**TASK GOAL:** Each record is to be printed again precisely as it reads.

**MATERIAL PROVIDED:**
---+---

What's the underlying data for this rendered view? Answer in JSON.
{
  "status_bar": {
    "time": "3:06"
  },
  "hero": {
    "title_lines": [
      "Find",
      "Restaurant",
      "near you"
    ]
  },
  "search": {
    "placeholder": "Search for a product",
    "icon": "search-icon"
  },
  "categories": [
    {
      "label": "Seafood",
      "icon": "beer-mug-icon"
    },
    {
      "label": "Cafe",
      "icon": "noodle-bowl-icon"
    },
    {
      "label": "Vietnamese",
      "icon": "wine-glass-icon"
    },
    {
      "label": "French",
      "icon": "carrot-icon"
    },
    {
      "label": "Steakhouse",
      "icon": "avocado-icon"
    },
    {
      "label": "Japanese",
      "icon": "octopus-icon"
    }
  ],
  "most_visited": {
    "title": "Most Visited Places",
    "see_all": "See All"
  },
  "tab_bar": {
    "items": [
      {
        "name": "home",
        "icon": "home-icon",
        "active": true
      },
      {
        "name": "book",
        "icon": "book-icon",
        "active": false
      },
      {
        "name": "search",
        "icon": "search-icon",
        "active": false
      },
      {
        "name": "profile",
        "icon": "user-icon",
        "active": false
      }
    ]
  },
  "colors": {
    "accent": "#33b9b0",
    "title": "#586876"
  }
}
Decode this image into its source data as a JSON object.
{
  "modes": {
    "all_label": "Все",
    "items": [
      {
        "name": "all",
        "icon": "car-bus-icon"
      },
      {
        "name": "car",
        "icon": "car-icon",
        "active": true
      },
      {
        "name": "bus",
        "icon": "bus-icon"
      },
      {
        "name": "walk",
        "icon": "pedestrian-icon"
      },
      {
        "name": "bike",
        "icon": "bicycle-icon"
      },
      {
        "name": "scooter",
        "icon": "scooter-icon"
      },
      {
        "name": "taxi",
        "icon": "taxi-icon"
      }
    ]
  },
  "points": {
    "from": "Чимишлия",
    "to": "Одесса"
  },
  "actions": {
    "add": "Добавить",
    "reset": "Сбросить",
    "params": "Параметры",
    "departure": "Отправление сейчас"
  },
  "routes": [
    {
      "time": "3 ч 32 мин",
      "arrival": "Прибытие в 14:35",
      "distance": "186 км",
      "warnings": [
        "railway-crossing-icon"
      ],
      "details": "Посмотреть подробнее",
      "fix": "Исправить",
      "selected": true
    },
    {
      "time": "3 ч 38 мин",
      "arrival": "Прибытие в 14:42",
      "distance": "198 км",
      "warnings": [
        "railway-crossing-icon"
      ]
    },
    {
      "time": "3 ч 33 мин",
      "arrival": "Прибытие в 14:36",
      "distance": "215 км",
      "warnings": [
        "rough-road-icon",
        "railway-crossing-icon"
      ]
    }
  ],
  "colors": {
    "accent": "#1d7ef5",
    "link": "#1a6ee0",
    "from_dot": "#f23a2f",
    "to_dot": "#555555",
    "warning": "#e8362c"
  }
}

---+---

**REPLY TO THE EXERCISE:**
What's the underlying data for this rendered view? Answer in JSON.
{
  "status_bar": {
    "time": "3:06"
  },
  "hero": {
    "title_lines": [
      "Find",
      "Restaurant",
      "near you"
    ]
  },
  "search": {
    "placeholder": "Search for a product",
    "icon": "search-icon"
  },
  "categories": [
    {
      "label": "Seafood",
      "icon": "beer-mug-icon"
    },
    {
      "label": "Cafe",
      "icon": "noodle-bowl-icon"
    },
    {
      "label": "Vietnamese",
      "icon": "wine-glass-icon"
    },
    {
      "label": "French",
      "icon": "carrot-icon"
    },
    {
      "label": "Steakhouse",
      "icon": "avocado-icon"
    },
    {
      "label": "Japanese",
      "icon": "octopus-icon"
    }
  ],
  "most_visited": {
    "title": "Most Visited Places",
    "see_all": "See All"
  },
  "tab_bar": {
    "items": [
      {
        "name": "home",
        "icon": "home-icon",
        "active": true
      },
      {
        "name": "book",
        "icon": "book-icon",
        "active": false
      },
      {
        "name": "search",
        "icon": "search-icon",
        "active": false
      },
      {
        "name": "profile",
        "icon": "user-icon",
        "active": false
      }
    ]
  },
  "colors": {
    "accent": "#33b9b0",
    "title": "#586876"
  }
}
Decode this image into its source data as a JSON object.
{
  "modes": {
    "all_label": "Все",
    "items": [
      {
        "name": "all",
        "icon": "car-bus-icon"
      },
      {
        "name": "car",
        "icon": "car-icon",
        "active": true
      },
      {
        "name": "bus",
        "icon": "bus-icon"
      },
      {
        "name": "walk",
        "icon": "pedestrian-icon"
      },
      {
        "name": "bike",
        "icon": "bicycle-icon"
      },
      {
        "name": "scooter",
        "icon": "scooter-icon"
      },
      {
        "name": "taxi",
        "icon": "taxi-icon"
      }
    ]
  },
  "points": {
    "from": "Чимишлия",
    "to": "Одесса"
  },
  "actions": {
    "add": "Добавить",
    "reset": "Сбросить",
    "params": "Параметры",
    "departure": "Отправление сейчас"
  },
  "routes": [
    {
      "time": "3 ч 32 мин",
      "arrival": "Прибытие в 14:35",
      "distance": "186 км",
      "warnings": [
        "railway-crossing-icon"
      ],
      "details": "Посмотреть подробнее",
      "fix": "Исправить",
      "selected": true
    },
    {
      "time": "3 ч 38 мин",
      "arrival": "Прибытие в 14:42",
      "distance": "198 км",
      "warnings": [
        "railway-crossing-icon"
      ]
    },
    {
      "time": "3 ч 33 мин",
      "arrival": "Прибытие в 14:36",
      "distance": "215 км",
      "warnings": [
        "rough-road-icon",
        "railway-crossing-icon"
      ]
    }
  ],
  "colors": {
    "accent": "#1d7ef5",
    "link": "#1a6ee0",
    "from_dot": "#f23a2f",
    "to_dot": "#555555",
    "warning": "#e8362c"
  }
}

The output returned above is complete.